I was struck by an article that I was reading the other day talking about the fact that the British during World War II, when London was being bombed to smithereens, had 200 or so detainees. And Churchill said, "We don't torture," when the entire British -- all of the British people were being subjected to unimaginable risk and threat.
Now, prisoners at The London Cage were not ordinary Werhmacht soldiers and sailors. Most were SS and Gestapo men suspected of such crimes as murdering British POWs (sort of the equivalent of suspected al Qaeda terrorists?). Still, the methods were harsh. According to the Guardian, a post-war MI-5 assessment found "detailed repeated breaches of the Geneva convention, with...admissions that prisoners had been forced to kneel while being beaten about the head; forced to stand to attention for up to 26 hours; threatened with execution; or threatened with 'an unnecessary operation'."
One SS captain named Knoechlein made a written complaint in which he said he had been "stripped...deprived of sleep for four days and nights, and starved." And that was only the start:
The guards kicked him each time he passed, he alleges, while his interrogators boasted that they were "much better" than the "Gestapo in Alexanderplatz". After being forced to perform rigorous exercises until he collapsed, he says he was compelled to walk in a tight circle for four hours. On complaining to Scotland that he was being kicked even "by ordinary soldiers without a rank", Knoechlein alleges that he was doused in cold water, pushed down stairs, and beaten with a cudgel. Later, he says, he was forced to stand beside a large gas stove with all its rings lit before being confined in a shower which sprayed extremely cold water from the sides as well as from above. Finally, the SS man says, he and another prisoner were taken into the gardens behind the mansions, where they were forced to run in circles while carrying heavy logs.On top of that, Scotland did his best to keep the International Red Cross out of the Cage:
Scotland went on to argue that the Red Cross need not be admitted, because his prisoners were either civilians [technically, Gestapo agents were civilian police officers], or "criminals within the armed forces" [e.g., the SS], and neither, he said, were protected by the Geneva convention.Rough stuff. But was it really too rough for the likes of SS killers? Did it strip the British nation and people of their values? Did it destroy the rule of law in the United Kingdom? Did it pull the British down to the level of Nazi SS/Gestapo brutality?

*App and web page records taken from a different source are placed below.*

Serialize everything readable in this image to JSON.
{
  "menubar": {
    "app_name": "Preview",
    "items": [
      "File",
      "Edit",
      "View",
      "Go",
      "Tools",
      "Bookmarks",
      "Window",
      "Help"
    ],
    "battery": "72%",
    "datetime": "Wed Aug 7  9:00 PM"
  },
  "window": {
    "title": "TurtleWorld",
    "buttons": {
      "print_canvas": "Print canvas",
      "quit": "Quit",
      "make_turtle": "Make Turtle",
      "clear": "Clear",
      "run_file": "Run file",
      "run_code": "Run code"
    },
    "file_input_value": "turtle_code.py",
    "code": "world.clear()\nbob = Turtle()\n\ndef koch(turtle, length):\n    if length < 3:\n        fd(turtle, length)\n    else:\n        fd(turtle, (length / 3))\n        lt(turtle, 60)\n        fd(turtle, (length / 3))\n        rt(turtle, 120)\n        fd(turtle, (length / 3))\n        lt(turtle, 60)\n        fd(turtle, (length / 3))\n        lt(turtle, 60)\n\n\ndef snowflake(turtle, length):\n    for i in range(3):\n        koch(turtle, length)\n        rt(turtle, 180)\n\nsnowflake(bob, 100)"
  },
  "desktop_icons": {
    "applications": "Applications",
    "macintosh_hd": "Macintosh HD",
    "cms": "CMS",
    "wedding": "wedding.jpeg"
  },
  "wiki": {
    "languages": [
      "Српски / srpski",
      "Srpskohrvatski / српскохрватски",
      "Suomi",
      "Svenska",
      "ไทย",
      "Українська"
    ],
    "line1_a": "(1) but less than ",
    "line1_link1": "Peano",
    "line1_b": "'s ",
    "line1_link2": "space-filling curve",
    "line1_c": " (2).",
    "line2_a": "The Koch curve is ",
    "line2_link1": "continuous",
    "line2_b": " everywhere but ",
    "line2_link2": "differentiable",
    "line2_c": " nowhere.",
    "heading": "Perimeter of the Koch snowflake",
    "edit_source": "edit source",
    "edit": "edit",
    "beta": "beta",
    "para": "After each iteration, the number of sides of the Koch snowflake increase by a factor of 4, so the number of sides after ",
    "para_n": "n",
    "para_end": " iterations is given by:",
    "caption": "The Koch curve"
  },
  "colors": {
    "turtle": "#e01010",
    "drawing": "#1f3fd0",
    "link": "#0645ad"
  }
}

Those are the questions that Americans really need to ask themselves, today. And President Obama should bone up on his WWII history before invoking Churchill again.
What do you think? Post a comment.
(Hat tip: RealClearPolitics)